e cause of Cowpox is an orthopoxvirus. It is transmitted through a bite or skin wound and usually causes skin lesions, although respiratory and ocular signs may occur following viraemia. Cats are usually infected having caught infected rodents but direct transmission from cat  to cat, or human to human can occur. In cattle transmission is via milkers hands or teat clusters on automated milking machines.

The virus is resistant in the environment surviving many months under dry conditions.

Breed Occurrence
Dairy cattle are at greater risk than others.

In cats there is no breed predisposition to infection, but predators (eg cats)  that catch infected small wild animals (especially gerbils, ground squirrels, voles, wood mice) which act as a reservoir for the disease are at greater risk of contracting the disease.


 Typical signs of cowpox virus infection include :

Human Cowpox is rare (1-2 cases are reported per year in the UK). Cats are thought to be a main source of infection but direct contact with infected cattle is also a common source of infection.  Signs in humans are most likely to occur in people with poor immunity or pre-existing skin disease and they include :

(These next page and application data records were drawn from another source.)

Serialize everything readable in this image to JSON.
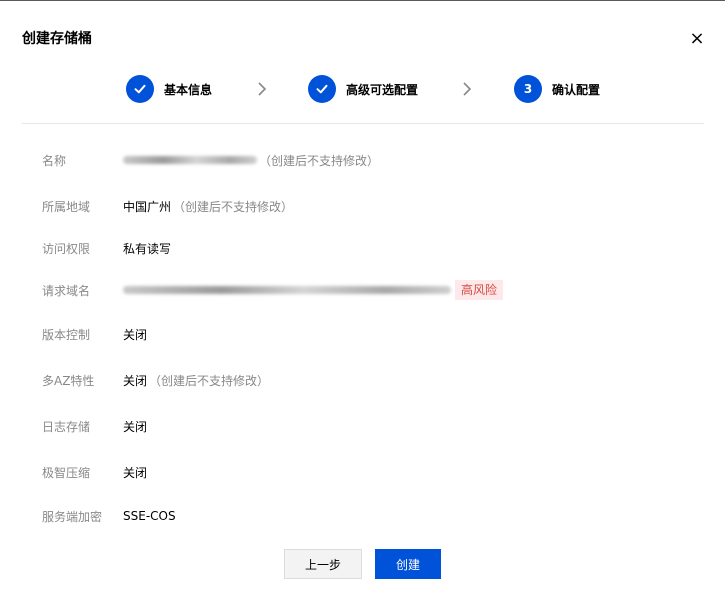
{
  "dialog": {
    "title": "创建存储桶",
    "close_label": "×"
  },
  "steps": [
    {
      "label": "基本信息",
      "status": "done"
    },
    {
      "label": "高级可选配置",
      "status": "done"
    },
    {
      "label": "确认配置",
      "status": "current",
      "number": "3"
    }
  ],
  "fields": {
    "name": {
      "label": "名称",
      "note": "（创建后不支持修改）"
    },
    "region": {
      "label": "所属地域",
      "value": "中国广州",
      "note": "（创建后不支持修改）"
    },
    "access": {
      "label": "访问权限",
      "value": "私有读写"
    },
    "domain": {
      "label": "请求域名",
      "tag": "高风险"
    },
    "versioning": {
      "label": "版本控制",
      "value": "关闭"
    },
    "multi_az": {
      "label": "多AZ特性",
      "value": "关闭",
      "note": "（创建后不支持修改）"
    },
    "logging": {
      "label": "日志存储",
      "value": "关闭"
    },
    "compression": {
      "label": "极智压缩",
      "value": "关闭"
    },
    "encryption": {
      "label": "服务端加密",
      "value": "SSE-COS"
    }
  },
  "buttons": {
    "prev": "上一步",
    "create": "创建"
  },
  "colors": {
    "primary": "#0052d9",
    "risk_text": "#d54941",
    "risk_bg": "#fde9ea"
  }
}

Secondary bacterial infections can occur, and viraemia causes generalised disease.

Diagnosis can be made by :

  • Isolating Cowpox virus from scabs collected from skin lesions.
  • Measuring blood antibodies (fluorescent antibody test)


Most cats and cattle recover without treatment.

  • There is no specific treatment for Cowpox virus, and no vaccine.
  • Antibiotics may help to control secondary bacterial infections. 
  • The environment should be disinfected with hypochlorite solution (bleach)


In cattle the prognosis is good because it produces a mild, localised infection in most individuals

Good in cats with skin lesions and no viraemia, but poor if severely affected and pneumonia develops.


Updated January 2016